» **PROBLEM**
The reply should consist of every entry, repeated exactly.

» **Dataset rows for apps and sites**

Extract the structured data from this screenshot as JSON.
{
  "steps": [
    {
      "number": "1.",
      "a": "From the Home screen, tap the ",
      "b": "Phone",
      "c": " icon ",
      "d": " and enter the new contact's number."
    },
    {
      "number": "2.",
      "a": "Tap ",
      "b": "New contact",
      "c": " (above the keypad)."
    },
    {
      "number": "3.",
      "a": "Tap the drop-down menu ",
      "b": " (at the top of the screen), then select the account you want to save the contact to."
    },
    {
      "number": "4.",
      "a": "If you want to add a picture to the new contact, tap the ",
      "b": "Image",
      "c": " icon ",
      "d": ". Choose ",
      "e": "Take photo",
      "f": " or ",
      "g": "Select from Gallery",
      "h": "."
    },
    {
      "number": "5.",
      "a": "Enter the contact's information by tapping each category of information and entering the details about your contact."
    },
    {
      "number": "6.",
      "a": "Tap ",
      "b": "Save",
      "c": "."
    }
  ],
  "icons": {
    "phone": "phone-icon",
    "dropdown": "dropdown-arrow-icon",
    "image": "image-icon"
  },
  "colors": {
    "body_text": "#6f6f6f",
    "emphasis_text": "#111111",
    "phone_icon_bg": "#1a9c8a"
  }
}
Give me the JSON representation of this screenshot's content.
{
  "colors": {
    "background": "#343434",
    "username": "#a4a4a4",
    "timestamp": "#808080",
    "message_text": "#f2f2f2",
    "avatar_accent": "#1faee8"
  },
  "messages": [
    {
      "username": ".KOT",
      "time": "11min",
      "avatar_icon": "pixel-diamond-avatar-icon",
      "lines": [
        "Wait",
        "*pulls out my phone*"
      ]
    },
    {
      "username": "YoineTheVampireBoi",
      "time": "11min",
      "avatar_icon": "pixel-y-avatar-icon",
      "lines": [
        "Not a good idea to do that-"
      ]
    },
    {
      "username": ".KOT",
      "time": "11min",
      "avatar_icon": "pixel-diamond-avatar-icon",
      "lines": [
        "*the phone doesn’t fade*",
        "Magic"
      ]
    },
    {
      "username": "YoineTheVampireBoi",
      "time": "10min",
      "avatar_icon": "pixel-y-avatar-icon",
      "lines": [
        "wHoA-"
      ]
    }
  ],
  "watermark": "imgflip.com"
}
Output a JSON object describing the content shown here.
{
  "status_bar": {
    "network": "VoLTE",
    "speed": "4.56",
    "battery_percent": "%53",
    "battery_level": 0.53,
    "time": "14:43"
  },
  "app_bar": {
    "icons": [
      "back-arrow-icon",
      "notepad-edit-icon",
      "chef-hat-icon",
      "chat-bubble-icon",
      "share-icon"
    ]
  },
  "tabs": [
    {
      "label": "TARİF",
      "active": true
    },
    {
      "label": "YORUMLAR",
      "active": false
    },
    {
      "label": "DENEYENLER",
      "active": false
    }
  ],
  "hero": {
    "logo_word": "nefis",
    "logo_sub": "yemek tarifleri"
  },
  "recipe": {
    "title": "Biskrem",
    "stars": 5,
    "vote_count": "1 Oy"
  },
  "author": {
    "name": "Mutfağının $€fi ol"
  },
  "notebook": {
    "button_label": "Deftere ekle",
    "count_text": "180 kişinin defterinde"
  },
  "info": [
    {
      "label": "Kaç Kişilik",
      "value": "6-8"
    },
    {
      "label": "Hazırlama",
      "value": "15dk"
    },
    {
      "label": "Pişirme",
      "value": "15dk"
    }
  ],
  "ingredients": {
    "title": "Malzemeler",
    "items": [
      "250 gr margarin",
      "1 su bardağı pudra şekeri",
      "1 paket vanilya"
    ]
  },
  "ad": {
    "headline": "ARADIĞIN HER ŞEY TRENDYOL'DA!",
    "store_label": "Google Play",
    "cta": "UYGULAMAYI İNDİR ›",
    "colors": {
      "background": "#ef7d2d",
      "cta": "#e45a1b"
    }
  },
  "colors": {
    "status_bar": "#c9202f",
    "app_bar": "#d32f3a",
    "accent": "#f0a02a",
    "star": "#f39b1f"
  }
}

» **FINISHED EXERCISE**
Extract the structured data from this screenshot as JSON.
{
  "steps": [
    {
      "number": "1.",
      "a": "From the Home screen, tap the ",
      "b": "Phone",
      "c": " icon ",
      "d": " and enter the new contact's number."
    },
    {
      "number": "2.",
      "a": "Tap ",
      "b": "New contact",
      "c": " (above the keypad)."
    },
    {
      "number": "3.",
      "a": "Tap the drop-down menu ",
      "b": " (at the top of the screen), then select the account you want to save the contact to."
    },
    {
      "number": "4.",
      "a": "If you want to add a picture to the new contact, tap the ",
      "b": "Image",
      "c": " icon ",
      "d": ". Choose ",
      "e": "Take photo",
      "f": " or ",
      "g": "Select from Gallery",
      "h": "."
    },
    {
      "number": "5.",
      "a": "Enter the contact's information by tapping each category of information and entering the details about your contact."
    },
    {
      "number": "6.",
      "a": "Tap ",
      "b": "Save",
      "c": "."
    }
  ],
  "icons": {
    "phone": "phone-icon",
    "dropdown": "dropdown-arrow-icon",
    "image": "image-icon"
  },
  "colors": {
    "body_text": "#6f6f6f",
    "emphasis_text": "#111111",
    "phone_icon_bg": "#1a9c8a"
  }
}
Give me the JSON representation of this screenshot's content.
{
  "colors": {
    "background": "#343434",
    "username": "#a4a4a4",
    "timestamp": "#808080",
    "message_text": "#f2f2f2",
    "avatar_accent": "#1faee8"
  },
  "messages": [
    {
      "username": ".KOT",
      "time": "11min",
      "avatar_icon": "pixel-diamond-avatar-icon",
      "lines": [
        "Wait",
        "*pulls out my phone*"
      ]
    },
    {
      "username": "YoineTheVampireBoi",
      "time": "11min",
      "avatar_icon": "pixel-y-avatar-icon",
      "lines": [
        "Not a good idea to do that-"
      ]
    },
    {
      "username": ".KOT",
      "time": "11min",
      "avatar_icon": "pixel-diamond-avatar-icon",
      "lines": [
        "*the phone doesn’t fade*",
        "Magic"
      ]
    },
    {
      "username": "YoineTheVampireBoi",
      "time": "10min",
      "avatar_icon": "pixel-y-avatar-icon",
      "lines": [
        "wHoA-"
      ]
    }
  ],
  "watermark": "imgflip.com"
}
Output a JSON object describing the content shown here.
{
  "status_bar": {
    "network": "VoLTE",
    "speed": "4.56",
    "battery_percent": "%53",
    "battery_level": 0.53,
    "time": "14:43"
  },
  "app_bar": {
    "icons": [
      "back-arrow-icon",
      "notepad-edit-icon",
      "chef-hat-icon",
      "chat-bubble-icon",
      "share-icon"
    ]
  },
  "tabs": [
    {
      "label": "TARİF",
      "active": true
    },
    {
      "label": "YORUMLAR",
      "active": false
    },
    {
      "label": "DENEYENLER",
      "active": false
    }
  ],
  "hero": {
    "logo_word": "nefis",
    "logo_sub": "yemek tarifleri"
  },
  "recipe": {
    "title": "Biskrem",
    "stars": 5,
    "vote_count": "1 Oy"
  },
  "author": {
    "name": "Mutfağının $€fi ol"
  },
  "notebook": {
    "button_label": "Deftere ekle",
    "count_text": "180 kişinin defterinde"
  },
  "info": [
    {
      "label": "Kaç Kişilik",
      "value": "6-8"
    },
    {
      "label": "Hazırlama",
      "value": "15dk"
    },
    {
      "label": "Pişirme",
      "value": "15dk"
    }
  ],
  "ingredients": {
    "title": "Malzemeler",
    "items": [
      "250 gr margarin",
      "1 su bardağı pudra şekeri",
      "1 paket vanilya"
    ]
  },
  "ad": {
    "headline": "ARADIĞIN HER ŞEY TRENDYOL'DA!",
    "store_label": "Google Play",
    "cta": "UYGULAMAYI İNDİR ›",
    "colors": {
      "background": "#ef7d2d",
      "cta": "#e45a1b"
    }
  },
  "colors": {
    "status_bar": "#c9202f",
    "app_bar": "#d32f3a",
    "accent": "#f0a02a",
    "star": "#f39b1f"
  }
}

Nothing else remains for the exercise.